# ECE4803B: Theory and Design of Music Synthesizers

## Spring 2006

## Homework #5

Due: Wednesday, March 15th at the start of class

**Ground rules on this homework:** You may *verbally*

discuss approaches to the

problems with each other *while looking at the schematics*, and

are encouraged to do so; but you

may not *look* at each other’s written

solutions or ask “what did you get on

part XYZ of problem ABC.” (In future homeworks, I will allow

varying degrees of

explicit collaboration on certain problems.)

Below, I will use underscores to indicate subscripting.

### Problem 1

While four-pole lowpass VCFs are extremely common in synthesizer designers,

four-pole highpass VCF are relatively rare. The one ones I know of are

the Moog 904b, which is a complicated discrete-component design, and the

Polyfusion highpass VCF. Grab the schematic of the Polyfusion lowpass

VCF from here.

(Interestingly, Polyfusion was started by

several ex-Moog employees; they had to come up with their own 4-pole VCF

design since Moog had a patent on his!)

Compute the cutoff frequency (in Hertz) of a single one-pole stage of the

polyfusion highpass VCF as a function of the

current at the control input of the OTA.

We’ll make all our usual

approximations:

ideal OTA, big resistor in parallel with small resistor may be approximated

as

the small resistor, etc.

Treat the JFET with the 1K and 10K resistors as just forming a perfect

voltage buffer; in a modern redesign, I’d probably replace that with a

TL07x or some other JFET-input op amp.

(Ignore the 741 near the input; that’s just adding

some buffering. I just want to focus on one of the OTA filter cells.)

The quickest way to do this problem is to remember that the OTA

transconductance

gain is taking place of 1/R in the usual RC highpass filter design, and

to just include the attenuation of the resistive divider in the

transconductance gain.

### Problem 2

In class, we looked at the behavior of second-order lowpass and bandpass

filters.

In this problem, we’ll look at the behavior of second-order highpass filters.

Consider the transfer function:

s^2 H(s) = ------------------------- w_c s^2 + ----- s + (w_c)^2 Q

a) What is the **gain**

of this highpass filter, i.e. what is the magnitude as

*w* goes to infinity? (This should not require extensive calculations.)

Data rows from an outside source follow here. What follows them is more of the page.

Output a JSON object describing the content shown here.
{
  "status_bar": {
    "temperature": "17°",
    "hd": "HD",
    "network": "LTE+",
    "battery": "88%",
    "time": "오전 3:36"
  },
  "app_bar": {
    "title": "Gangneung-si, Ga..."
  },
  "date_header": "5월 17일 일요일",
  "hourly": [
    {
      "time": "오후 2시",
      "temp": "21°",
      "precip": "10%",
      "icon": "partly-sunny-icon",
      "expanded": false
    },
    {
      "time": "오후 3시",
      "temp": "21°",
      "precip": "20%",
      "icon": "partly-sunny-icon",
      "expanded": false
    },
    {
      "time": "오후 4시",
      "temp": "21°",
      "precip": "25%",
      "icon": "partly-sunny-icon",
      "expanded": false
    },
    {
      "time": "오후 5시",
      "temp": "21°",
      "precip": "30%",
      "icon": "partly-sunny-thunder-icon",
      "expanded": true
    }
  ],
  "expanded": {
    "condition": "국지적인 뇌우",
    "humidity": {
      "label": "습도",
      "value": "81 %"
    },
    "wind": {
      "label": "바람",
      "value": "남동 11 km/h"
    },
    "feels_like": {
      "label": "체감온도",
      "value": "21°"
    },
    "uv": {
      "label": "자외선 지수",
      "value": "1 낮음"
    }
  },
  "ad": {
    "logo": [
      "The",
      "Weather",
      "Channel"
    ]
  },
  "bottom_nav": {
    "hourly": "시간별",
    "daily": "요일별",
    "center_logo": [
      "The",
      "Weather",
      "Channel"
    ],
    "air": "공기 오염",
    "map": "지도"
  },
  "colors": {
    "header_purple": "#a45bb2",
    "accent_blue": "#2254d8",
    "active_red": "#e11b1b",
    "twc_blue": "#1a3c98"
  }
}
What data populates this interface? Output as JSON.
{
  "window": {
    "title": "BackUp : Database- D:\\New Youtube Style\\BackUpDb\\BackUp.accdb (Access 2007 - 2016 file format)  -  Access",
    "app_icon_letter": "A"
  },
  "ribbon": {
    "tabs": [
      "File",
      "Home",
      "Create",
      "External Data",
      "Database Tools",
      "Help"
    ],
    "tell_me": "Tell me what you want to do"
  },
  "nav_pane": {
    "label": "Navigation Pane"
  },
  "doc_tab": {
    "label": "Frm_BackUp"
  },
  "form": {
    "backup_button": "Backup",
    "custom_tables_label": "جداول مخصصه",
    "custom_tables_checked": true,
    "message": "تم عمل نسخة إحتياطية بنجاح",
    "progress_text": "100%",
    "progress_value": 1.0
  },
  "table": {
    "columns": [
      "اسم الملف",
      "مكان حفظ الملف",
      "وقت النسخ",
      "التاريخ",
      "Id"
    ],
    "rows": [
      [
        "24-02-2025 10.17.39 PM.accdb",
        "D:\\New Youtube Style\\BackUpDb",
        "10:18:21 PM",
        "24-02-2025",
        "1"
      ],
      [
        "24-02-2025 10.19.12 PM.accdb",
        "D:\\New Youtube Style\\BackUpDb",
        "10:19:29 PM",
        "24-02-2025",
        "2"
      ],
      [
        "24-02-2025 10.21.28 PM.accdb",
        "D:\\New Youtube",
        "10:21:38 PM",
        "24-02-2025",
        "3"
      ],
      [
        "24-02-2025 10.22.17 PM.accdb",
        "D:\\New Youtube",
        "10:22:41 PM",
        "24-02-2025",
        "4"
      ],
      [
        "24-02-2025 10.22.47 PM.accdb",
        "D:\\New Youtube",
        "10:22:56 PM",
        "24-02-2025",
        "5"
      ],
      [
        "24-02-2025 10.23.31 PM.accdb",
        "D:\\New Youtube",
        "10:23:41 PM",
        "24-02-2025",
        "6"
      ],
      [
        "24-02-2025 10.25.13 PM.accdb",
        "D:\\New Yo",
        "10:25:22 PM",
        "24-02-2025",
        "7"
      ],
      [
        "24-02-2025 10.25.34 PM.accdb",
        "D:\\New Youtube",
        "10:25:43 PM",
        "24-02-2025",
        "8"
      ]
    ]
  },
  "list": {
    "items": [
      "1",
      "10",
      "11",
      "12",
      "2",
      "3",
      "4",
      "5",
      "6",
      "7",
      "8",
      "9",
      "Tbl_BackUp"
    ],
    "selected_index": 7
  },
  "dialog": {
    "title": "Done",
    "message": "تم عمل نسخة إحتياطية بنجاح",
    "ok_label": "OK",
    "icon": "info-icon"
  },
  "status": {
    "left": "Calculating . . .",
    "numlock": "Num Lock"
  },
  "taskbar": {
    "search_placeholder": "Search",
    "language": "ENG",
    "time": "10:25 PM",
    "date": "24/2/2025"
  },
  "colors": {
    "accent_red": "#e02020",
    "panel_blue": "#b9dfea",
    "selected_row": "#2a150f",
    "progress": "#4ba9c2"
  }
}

b) Find |H(j w)|^2. You may express your answer in some convenient form

of your choosing.

c) Where is the **half-power** point in terms of *w_c* and *Q*,

i.e., for

what *w* (let’s call it *w* with a 1/2 subscript)

is *|H(j w)|^2 = 1/2*?

d) For what values of Q does |H(j w)|^2 exhibit a peak? For such

*Q*,

**where is the peak** located in terms of *w_c* and *Q*?

(If you get stuck on this problem, rewatch the lecture on second-order

transfer functions.)